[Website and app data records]
* * * * *

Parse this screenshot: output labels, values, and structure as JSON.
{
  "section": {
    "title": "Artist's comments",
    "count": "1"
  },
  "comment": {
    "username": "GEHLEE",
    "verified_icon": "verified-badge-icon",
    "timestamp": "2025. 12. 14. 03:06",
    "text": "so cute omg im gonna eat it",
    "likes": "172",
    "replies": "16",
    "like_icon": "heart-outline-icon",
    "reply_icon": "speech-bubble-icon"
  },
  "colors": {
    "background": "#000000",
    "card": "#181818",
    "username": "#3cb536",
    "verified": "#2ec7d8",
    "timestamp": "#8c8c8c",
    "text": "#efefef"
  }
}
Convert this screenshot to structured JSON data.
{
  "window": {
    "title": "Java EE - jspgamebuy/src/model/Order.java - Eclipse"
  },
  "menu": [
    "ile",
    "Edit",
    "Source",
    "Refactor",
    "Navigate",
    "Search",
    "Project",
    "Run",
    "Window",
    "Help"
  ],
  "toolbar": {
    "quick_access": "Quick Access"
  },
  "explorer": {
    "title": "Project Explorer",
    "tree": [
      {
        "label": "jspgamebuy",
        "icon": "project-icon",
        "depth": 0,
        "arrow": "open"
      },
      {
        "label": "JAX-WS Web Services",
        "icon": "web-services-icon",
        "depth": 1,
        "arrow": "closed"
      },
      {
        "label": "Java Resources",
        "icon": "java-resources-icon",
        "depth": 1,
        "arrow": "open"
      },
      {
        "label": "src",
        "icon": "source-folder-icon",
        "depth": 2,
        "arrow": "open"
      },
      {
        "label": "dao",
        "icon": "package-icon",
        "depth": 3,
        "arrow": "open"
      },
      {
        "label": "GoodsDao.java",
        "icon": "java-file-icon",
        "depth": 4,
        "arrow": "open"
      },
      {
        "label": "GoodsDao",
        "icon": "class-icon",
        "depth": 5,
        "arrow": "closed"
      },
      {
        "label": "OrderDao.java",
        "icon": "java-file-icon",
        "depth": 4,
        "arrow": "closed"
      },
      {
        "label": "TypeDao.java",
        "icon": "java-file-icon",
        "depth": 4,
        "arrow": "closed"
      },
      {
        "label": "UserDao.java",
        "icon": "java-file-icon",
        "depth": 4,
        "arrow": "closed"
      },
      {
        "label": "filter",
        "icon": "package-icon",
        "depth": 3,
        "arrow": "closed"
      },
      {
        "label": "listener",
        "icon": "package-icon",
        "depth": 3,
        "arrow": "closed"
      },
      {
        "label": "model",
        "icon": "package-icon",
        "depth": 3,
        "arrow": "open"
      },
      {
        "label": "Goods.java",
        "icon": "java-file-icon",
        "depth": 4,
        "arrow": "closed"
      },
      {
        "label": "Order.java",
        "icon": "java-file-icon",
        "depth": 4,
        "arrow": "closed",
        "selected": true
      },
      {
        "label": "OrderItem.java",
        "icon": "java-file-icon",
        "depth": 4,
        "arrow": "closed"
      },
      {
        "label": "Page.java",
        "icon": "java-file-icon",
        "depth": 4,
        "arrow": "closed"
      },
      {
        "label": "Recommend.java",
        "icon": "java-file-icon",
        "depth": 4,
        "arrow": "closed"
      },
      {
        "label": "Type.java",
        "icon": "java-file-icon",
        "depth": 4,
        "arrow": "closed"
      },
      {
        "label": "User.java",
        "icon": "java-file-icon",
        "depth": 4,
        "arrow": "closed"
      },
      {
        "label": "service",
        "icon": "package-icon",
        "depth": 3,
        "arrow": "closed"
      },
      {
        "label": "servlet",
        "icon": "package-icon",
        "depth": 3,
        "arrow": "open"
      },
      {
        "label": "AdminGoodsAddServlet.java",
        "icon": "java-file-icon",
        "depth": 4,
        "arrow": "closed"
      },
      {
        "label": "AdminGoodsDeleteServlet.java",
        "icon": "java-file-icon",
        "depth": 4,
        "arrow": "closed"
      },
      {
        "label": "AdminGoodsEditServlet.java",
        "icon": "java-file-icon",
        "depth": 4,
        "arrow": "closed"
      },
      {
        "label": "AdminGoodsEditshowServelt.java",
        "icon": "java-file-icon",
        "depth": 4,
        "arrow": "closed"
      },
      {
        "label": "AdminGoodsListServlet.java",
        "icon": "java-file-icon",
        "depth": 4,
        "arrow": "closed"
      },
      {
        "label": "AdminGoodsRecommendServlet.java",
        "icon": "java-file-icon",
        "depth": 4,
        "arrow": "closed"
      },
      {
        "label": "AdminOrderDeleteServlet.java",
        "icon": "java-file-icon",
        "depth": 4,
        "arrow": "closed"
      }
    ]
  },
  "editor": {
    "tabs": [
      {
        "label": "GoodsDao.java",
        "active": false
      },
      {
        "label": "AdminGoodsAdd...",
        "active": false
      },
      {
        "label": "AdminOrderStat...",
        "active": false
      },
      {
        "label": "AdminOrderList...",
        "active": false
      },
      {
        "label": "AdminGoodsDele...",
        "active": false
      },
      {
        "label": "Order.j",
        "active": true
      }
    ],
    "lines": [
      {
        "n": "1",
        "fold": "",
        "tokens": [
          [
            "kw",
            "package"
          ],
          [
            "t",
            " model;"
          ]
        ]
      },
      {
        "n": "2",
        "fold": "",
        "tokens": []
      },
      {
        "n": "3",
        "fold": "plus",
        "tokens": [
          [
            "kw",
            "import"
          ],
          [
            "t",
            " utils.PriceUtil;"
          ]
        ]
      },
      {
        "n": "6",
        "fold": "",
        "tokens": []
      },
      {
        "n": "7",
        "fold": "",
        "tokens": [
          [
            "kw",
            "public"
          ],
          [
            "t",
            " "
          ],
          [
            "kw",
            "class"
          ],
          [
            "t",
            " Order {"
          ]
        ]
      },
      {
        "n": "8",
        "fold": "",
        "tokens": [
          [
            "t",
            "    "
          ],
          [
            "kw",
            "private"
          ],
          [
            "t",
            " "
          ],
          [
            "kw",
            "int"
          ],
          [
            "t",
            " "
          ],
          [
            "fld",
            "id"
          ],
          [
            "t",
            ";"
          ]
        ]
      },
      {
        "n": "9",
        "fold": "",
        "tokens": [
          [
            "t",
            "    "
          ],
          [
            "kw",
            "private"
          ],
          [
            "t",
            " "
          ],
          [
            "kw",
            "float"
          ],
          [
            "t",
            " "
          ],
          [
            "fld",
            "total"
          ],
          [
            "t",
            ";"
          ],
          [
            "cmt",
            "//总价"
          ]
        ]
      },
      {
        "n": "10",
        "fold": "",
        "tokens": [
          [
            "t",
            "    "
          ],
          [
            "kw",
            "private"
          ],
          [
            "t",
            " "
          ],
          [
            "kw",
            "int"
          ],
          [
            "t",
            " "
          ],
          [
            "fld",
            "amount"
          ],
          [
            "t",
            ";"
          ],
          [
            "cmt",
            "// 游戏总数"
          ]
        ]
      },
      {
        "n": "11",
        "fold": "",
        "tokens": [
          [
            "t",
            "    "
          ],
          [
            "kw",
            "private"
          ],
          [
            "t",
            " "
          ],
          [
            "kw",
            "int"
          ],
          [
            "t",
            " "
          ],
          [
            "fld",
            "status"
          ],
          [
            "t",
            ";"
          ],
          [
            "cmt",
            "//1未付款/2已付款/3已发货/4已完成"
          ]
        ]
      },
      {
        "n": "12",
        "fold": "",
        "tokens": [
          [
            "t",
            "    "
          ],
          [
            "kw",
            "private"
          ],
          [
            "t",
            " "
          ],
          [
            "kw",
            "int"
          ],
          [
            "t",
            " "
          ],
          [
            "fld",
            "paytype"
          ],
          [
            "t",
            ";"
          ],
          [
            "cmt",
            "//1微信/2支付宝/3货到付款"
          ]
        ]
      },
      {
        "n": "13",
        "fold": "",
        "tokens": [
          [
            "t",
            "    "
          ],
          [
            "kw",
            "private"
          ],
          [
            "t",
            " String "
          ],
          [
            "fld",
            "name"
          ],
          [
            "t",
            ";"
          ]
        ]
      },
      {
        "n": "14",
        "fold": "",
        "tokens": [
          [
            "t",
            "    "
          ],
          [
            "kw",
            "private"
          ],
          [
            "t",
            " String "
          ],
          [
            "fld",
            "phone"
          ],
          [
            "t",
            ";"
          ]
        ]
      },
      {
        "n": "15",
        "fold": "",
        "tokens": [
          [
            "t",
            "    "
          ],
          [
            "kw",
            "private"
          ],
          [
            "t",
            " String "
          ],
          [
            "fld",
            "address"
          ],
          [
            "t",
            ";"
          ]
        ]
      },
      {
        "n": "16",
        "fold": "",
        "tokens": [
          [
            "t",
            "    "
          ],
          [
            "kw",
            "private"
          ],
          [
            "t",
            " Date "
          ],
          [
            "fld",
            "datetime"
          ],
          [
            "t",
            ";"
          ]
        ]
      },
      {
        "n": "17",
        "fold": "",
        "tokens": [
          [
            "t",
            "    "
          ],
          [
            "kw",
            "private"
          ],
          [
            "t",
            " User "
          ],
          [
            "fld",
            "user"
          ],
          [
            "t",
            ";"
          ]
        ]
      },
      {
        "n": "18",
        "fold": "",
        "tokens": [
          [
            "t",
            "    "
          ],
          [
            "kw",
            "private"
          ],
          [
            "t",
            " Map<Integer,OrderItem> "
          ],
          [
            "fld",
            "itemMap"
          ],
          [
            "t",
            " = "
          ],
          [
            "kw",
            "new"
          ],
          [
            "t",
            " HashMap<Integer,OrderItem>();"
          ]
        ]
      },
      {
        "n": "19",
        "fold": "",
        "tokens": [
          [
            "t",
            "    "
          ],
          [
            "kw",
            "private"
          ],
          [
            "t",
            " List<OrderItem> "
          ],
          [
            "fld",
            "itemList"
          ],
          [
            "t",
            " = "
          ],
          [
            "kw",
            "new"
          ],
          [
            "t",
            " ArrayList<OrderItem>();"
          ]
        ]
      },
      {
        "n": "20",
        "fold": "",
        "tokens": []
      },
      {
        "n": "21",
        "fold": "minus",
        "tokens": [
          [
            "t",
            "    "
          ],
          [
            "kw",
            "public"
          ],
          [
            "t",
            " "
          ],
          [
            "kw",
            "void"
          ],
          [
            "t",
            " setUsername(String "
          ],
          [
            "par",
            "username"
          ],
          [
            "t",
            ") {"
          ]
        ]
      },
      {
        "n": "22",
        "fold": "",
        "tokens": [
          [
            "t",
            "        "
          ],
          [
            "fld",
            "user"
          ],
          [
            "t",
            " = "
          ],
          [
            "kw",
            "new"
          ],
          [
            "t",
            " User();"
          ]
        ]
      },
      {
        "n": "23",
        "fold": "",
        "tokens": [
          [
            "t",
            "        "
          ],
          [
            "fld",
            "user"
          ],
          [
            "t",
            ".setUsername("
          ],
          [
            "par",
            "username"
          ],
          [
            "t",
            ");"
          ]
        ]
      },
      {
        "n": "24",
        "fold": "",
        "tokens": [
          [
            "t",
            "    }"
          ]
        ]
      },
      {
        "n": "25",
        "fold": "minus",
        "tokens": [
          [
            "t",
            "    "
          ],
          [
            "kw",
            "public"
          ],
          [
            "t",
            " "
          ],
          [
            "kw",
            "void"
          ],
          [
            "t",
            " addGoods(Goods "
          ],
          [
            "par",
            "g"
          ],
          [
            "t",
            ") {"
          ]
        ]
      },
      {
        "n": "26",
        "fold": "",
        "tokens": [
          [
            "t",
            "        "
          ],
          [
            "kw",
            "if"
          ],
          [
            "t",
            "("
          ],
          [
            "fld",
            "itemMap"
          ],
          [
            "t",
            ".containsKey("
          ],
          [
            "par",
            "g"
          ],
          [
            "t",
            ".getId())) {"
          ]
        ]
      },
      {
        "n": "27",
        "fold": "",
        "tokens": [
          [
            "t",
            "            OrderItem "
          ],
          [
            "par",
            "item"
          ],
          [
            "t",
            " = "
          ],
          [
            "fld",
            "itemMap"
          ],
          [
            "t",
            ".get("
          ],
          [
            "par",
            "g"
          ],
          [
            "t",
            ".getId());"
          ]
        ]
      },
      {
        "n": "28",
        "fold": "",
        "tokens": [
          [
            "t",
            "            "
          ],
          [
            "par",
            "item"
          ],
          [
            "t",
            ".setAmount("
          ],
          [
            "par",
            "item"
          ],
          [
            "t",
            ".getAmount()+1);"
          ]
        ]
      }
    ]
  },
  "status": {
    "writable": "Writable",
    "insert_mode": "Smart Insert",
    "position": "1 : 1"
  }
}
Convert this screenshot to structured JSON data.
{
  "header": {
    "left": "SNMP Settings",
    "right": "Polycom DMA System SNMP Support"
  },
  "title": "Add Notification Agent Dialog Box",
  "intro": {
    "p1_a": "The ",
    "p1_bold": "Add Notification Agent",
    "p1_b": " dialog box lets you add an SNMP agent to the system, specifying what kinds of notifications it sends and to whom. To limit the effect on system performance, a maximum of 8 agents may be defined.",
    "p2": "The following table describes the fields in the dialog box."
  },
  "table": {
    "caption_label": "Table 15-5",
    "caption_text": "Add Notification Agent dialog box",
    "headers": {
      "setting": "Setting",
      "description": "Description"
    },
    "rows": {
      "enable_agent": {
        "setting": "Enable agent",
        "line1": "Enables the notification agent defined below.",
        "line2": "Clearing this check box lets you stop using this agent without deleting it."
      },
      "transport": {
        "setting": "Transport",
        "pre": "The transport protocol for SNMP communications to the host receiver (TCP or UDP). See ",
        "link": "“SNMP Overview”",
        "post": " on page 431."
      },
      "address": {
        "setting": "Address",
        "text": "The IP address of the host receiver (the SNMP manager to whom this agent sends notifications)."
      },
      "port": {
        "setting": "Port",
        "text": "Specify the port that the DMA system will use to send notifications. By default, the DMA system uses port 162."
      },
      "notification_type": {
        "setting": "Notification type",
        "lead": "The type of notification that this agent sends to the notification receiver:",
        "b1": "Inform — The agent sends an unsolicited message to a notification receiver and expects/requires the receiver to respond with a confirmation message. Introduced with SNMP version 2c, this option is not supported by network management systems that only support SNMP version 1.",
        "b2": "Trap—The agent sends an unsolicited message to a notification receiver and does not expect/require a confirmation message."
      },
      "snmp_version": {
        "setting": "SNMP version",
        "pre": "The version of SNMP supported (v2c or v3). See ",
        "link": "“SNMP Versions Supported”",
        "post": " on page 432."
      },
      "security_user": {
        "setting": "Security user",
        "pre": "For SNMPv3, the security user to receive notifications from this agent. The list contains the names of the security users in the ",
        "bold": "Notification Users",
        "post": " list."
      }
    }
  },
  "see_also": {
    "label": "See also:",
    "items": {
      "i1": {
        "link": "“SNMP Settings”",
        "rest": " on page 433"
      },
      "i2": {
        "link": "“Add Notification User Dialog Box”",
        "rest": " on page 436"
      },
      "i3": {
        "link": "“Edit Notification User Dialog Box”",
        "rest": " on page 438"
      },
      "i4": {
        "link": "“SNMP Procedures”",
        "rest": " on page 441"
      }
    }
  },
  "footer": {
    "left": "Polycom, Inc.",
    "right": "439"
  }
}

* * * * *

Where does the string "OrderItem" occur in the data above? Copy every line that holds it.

        "label": "OrderItem.java",
            " Map<Integer,OrderItem> "
            " HashMap<Integer,OrderItem>();"
            " List<OrderItem> "
            " ArrayList<OrderItem>();"
            "            OrderItem "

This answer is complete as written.